─── Recorded data ───
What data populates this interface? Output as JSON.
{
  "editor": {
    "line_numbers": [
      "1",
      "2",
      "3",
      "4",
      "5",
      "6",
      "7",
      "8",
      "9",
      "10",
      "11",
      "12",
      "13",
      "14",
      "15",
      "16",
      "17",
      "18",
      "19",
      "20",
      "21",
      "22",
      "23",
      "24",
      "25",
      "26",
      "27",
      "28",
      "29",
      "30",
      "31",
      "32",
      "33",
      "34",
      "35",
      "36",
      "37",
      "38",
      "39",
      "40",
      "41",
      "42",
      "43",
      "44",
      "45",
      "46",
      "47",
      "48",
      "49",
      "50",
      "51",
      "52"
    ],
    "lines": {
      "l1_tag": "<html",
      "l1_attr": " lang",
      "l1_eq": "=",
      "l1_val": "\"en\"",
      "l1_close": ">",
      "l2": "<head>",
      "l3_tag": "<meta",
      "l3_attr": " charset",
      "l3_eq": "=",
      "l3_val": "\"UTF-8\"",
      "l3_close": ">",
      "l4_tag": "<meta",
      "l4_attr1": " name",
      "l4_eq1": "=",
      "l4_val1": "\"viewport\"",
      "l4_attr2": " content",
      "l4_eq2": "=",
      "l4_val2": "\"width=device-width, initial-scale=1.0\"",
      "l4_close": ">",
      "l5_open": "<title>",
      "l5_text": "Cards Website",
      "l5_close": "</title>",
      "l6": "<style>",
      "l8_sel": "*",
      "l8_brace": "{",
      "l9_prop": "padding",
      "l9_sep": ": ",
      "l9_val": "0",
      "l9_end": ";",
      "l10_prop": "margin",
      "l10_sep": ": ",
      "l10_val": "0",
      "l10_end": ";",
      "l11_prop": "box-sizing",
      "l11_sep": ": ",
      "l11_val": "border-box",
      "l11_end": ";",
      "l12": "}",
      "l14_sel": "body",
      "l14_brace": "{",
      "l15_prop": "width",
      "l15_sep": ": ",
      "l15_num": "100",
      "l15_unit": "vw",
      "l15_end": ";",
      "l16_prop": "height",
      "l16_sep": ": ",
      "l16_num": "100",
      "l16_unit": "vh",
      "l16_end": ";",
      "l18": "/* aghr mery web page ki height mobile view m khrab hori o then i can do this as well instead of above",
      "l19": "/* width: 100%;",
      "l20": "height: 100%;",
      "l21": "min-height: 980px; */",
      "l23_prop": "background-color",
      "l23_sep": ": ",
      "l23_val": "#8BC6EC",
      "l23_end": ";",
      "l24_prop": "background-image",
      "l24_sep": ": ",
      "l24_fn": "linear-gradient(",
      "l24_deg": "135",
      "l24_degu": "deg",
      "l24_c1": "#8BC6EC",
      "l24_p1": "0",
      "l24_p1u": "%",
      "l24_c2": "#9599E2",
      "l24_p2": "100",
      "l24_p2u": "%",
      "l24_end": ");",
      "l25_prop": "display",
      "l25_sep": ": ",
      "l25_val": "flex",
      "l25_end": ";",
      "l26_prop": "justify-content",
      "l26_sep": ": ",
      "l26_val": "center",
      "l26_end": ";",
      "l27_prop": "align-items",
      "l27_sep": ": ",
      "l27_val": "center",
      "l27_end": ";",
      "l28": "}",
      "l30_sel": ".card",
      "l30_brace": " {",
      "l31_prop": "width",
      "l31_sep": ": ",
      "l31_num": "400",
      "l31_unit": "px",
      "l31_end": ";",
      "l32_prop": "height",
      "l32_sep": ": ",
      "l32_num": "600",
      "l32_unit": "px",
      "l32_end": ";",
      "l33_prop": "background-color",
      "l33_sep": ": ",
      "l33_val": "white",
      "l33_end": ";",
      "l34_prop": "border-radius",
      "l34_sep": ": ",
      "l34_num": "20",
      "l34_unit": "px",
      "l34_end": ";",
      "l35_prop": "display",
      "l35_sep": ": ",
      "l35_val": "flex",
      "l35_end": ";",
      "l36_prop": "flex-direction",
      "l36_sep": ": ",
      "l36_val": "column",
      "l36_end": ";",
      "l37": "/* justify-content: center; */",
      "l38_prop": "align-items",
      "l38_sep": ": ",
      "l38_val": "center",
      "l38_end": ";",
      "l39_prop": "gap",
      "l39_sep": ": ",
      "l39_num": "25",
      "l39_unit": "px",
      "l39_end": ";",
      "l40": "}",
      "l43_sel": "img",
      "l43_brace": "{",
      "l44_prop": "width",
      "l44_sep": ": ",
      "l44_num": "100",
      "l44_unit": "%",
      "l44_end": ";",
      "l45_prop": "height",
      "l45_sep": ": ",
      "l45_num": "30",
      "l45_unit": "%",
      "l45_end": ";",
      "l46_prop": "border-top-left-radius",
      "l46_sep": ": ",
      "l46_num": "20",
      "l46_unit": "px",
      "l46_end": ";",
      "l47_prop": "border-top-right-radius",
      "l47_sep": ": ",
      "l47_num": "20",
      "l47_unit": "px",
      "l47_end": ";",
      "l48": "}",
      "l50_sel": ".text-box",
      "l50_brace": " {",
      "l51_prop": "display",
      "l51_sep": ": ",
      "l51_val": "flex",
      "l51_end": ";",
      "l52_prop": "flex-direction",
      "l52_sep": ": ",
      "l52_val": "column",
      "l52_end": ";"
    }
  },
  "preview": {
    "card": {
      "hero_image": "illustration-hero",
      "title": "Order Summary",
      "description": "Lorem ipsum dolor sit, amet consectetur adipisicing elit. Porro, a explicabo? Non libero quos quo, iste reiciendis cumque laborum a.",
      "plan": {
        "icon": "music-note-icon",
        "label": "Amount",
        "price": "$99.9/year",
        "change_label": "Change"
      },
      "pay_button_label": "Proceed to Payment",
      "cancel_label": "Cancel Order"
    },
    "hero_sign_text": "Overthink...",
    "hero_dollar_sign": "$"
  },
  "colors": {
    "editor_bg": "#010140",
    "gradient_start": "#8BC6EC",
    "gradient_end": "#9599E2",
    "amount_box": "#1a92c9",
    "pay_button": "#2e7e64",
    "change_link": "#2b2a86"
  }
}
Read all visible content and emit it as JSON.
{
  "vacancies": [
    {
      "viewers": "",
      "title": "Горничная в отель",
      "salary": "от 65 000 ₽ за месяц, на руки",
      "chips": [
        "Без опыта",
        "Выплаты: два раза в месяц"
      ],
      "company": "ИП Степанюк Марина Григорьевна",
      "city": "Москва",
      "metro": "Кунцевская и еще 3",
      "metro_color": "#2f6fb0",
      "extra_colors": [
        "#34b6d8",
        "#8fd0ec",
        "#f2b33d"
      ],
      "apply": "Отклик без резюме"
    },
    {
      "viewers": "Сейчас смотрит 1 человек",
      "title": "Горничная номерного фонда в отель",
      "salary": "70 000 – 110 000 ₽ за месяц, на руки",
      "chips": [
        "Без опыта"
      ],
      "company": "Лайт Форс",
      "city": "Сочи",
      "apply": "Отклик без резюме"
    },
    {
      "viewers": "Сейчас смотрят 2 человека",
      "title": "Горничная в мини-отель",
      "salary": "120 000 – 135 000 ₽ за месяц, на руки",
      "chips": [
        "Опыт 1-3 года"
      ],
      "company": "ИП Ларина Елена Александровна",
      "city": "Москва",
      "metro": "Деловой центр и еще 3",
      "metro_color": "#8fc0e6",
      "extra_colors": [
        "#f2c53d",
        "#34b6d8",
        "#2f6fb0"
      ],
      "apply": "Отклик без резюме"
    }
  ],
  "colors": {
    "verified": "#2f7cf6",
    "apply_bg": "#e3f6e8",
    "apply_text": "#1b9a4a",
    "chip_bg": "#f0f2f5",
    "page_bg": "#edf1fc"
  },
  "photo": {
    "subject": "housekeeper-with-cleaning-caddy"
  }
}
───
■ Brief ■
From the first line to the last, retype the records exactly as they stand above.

■ Answer space ■
What data populates this interface? Output as JSON.
{
  "editor": {
    "line_numbers": [
      "1",
      "2",
      "3",
      "4",
      "5",
      "6",
      "7",
      "8",
      "9",
      "10",
      "11",
      "12",
      "13",
      "14",
      "15",
      "16",
      "17",
      "18",
      "19",
      "20",
      "21",
      "22",
      "23",
      "24",
      "25",
      "26",
      "27",
      "28",
      "29",
      "30",
      "31",
      "32",
      "33",
      "34",
      "35",
      "36",
      "37",
      "38",
      "39",
      "40",
      "41",
      "42",
      "43",
      "44",
      "45",
      "46",
      "47",
      "48",
      "49",
      "50",
      "51",
      "52"
    ],
    "lines": {
      "l1_tag": "<html",
      "l1_attr": " lang",
      "l1_eq": "=",
      "l1_val": "\"en\"",
      "l1_close": ">",
      "l2": "<head>",
      "l3_tag": "<meta",
      "l3_attr": " charset",
      "l3_eq": "=",
      "l3_val": "\"UTF-8\"",
      "l3_close": ">",
      "l4_tag": "<meta",
      "l4_attr1": " name",
      "l4_eq1": "=",
      "l4_val1": "\"viewport\"",
      "l4_attr2": " content",
      "l4_eq2": "=",
      "l4_val2": "\"width=device-width, initial-scale=1.0\"",
      "l4_close": ">",
      "l5_open": "<title>",
      "l5_text": "Cards Website",
      "l5_close": "</title>",
      "l6": "<style>",
      "l8_sel": "*",
      "l8_brace": "{",
      "l9_prop": "padding",
      "l9_sep": ": ",
      "l9_val": "0",
      "l9_end": ";",
      "l10_prop": "margin",
      "l10_sep": ": ",
      "l10_val": "0",
      "l10_end": ";",
      "l11_prop": "box-sizing",
      "l11_sep": ": ",
      "l11_val": "border-box",
      "l11_end": ";",
      "l12": "}",
      "l14_sel": "body",
      "l14_brace": "{",
      "l15_prop": "width",
      "l15_sep": ": ",
      "l15_num": "100",
      "l15_unit": "vw",
      "l15_end": ";",
      "l16_prop": "height",
      "l16_sep": ": ",
      "l16_num": "100",
      "l16_unit": "vh",
      "l16_end": ";",
      "l18": "/* aghr mery web page ki height mobile view m khrab hori o then i can do this as well instead of above",
      "l19": "/* width: 100%;",
      "l20": "height: 100%;",
      "l21": "min-height: 980px; */",
      "l23_prop": "background-color",
      "l23_sep": ": ",
      "l23_val": "#8BC6EC",
      "l23_end": ";",
      "l24_prop": "background-image",
      "l24_sep": ": ",
      "l24_fn": "linear-gradient(",
      "l24_deg": "135",
      "l24_degu": "deg",
      "l24_c1": "#8BC6EC",
      "l24_p1": "0",
      "l24_p1u": "%",
      "l24_c2": "#9599E2",
      "l24_p2": "100",
      "l24_p2u": "%",
      "l24_end": ");",
      "l25_prop": "display",
      "l25_sep": ": ",
      "l25_val": "flex",
      "l25_end": ";",
      "l26_prop": "justify-content",
      "l26_sep": ": ",
      "l26_val": "center",
      "l26_end": ";",
      "l27_prop": "align-items",
      "l27_sep": ": ",
      "l27_val": "center",
      "l27_end": ";",
      "l28": "}",
      "l30_sel": ".card",
      "l30_brace": " {",
      "l31_prop": "width",
      "l31_sep": ": ",
      "l31_num": "400",
      "l31_unit": "px",
      "l31_end": ";",
      "l32_prop": "height",
      "l32_sep": ": ",
      "l32_num": "600",
      "l32_unit": "px",
      "l32_end": ";",
      "l33_prop": "background-color",
      "l33_sep": ": ",
      "l33_val": "white",
      "l33_end": ";",
      "l34_prop": "border-radius",
      "l34_sep": ": ",
      "l34_num": "20",
      "l34_unit": "px",
      "l34_end": ";",
      "l35_prop": "display",
      "l35_sep": ": ",
      "l35_val": "flex",
      "l35_end": ";",
      "l36_prop": "flex-direction",
      "l36_sep": ": ",
      "l36_val": "column",
      "l36_end": ";",
      "l37": "/* justify-content: center; */",
      "l38_prop": "align-items",
      "l38_sep": ": ",
      "l38_val": "center",
      "l38_end": ";",
      "l39_prop": "gap",
      "l39_sep": ": ",
      "l39_num": "25",
      "l39_unit": "px",
      "l39_end": ";",
      "l40": "}",
      "l43_sel": "img",
      "l43_brace": "{",
      "l44_prop": "width",
      "l44_sep": ": ",
      "l44_num": "100",
      "l44_unit": "%",
      "l44_end": ";",
      "l45_prop": "height",
      "l45_sep": ": ",
      "l45_num": "30",
      "l45_unit": "%",
      "l45_end": ";",
      "l46_prop": "border-top-left-radius",
      "l46_sep": ": ",
      "l46_num": "20",
      "l46_unit": "px",
      "l46_end": ";",
      "l47_prop": "border-top-right-radius",
      "l47_sep": ": ",
      "l47_num": "20",
      "l47_unit": "px",
      "l47_end": ";",
      "l48": "}",
      "l50_sel": ".text-box",
      "l50_brace": " {",
      "l51_prop": "display",
      "l51_sep": ": ",
      "l51_val": "flex",
      "l51_end": ";",
      "l52_prop": "flex-direction",
      "l52_sep": ": ",
      "l52_val": "column",
      "l52_end": ";"
    }
  },
  "preview": {
    "card": {
      "hero_image": "illustration-hero",
      "title": "Order Summary",
      "description": "Lorem ipsum dolor sit, amet consectetur adipisicing elit. Porro, a explicabo? Non libero quos quo, iste reiciendis cumque laborum a.",
      "plan": {
        "icon": "music-note-icon",
        "label": "Amount",
        "price": "$99.9/year",
        "change_label": "Change"
      },
      "pay_button_label": "Proceed to Payment",
      "cancel_label": "Cancel Order"
    },
    "hero_sign_text": "Overthink...",
    "hero_dollar_sign": "$"
  },
  "colors": {
    "editor_bg": "#010140",
    "gradient_start": "#8BC6EC",
    "gradient_end": "#9599E2",
    "amount_box": "#1a92c9",
    "pay_button": "#2e7e64",
    "change_link": "#2b2a86"
  }
}
Read all visible content and emit it as JSON.
{
  "vacancies": [
    {
      "viewers": "",
      "title": "Горничная в отель",
      "salary": "от 65 000 ₽ за месяц, на руки",
      "chips": [
        "Без опыта",
        "Выплаты: два раза в месяц"
      ],
      "company": "ИП Степанюк Марина Григорьевна",
      "city": "Москва",
      "metro": "Кунцевская и еще 3",
      "metro_color": "#2f6fb0",
      "extra_colors": [
        "#34b6d8",
        "#8fd0ec",
        "#f2b33d"
      ],
      "apply": "Отклик без резюме"
    },
    {
      "viewers": "Сейчас смотрит 1 человек",
      "title": "Горничная номерного фонда в отель",
      "salary": "70 000 – 110 000 ₽ за месяц, на руки",
      "chips": [
        "Без опыта"
      ],
      "company": "Лайт Форс",
      "city": "Сочи",
      "apply": "Отклик без резюме"
    },
    {
      "viewers": "Сейчас смотрят 2 человека",
      "title": "Горничная в мини-отель",
      "salary": "120 000 – 135 000 ₽ за месяц, на руки",
      "chips": [
        "Опыт 1-3 года"
      ],
      "company": "ИП Ларина Елена Александровна",
      "city": "Москва",
      "metro": "Деловой центр и еще 3",
      "metro_color": "#8fc0e6",
      "extra_colors": [
        "#f2c53d",
        "#34b6d8",
        "#2f6fb0"
      ],
      "apply": "Отклик без резюме"
    }
  ],
  "colors": {
    "verified": "#2f7cf6",
    "apply_bg": "#e3f6e8",
    "apply_text": "#1b9a4a",
    "chip_bg": "#f0f2f5",
    "page_bg": "#edf1fc"
  },
  "photo": {
    "subject": "housekeeper-with-cleaning-caddy"
  }
}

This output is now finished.